BEGIN

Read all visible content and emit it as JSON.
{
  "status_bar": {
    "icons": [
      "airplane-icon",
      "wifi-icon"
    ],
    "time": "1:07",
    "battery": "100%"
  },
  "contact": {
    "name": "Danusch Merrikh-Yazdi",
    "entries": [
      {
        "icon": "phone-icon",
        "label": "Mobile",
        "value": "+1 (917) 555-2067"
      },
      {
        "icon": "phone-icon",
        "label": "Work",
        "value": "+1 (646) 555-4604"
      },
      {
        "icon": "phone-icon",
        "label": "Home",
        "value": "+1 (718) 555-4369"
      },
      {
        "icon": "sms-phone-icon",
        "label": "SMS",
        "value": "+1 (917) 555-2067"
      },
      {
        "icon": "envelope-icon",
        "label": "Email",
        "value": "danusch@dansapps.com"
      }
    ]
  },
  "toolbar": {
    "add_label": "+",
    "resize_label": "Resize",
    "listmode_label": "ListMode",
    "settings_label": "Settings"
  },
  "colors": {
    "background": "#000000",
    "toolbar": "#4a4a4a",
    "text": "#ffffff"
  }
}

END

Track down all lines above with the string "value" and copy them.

        "value": "+1 (917) 555-2067"
        "value": "+1 (646) 555-4604"
        "value": "+1 (718) 555-4369"
        "value": "+1 (917) 555-2067"
        "value": "danusch@dansapps.com"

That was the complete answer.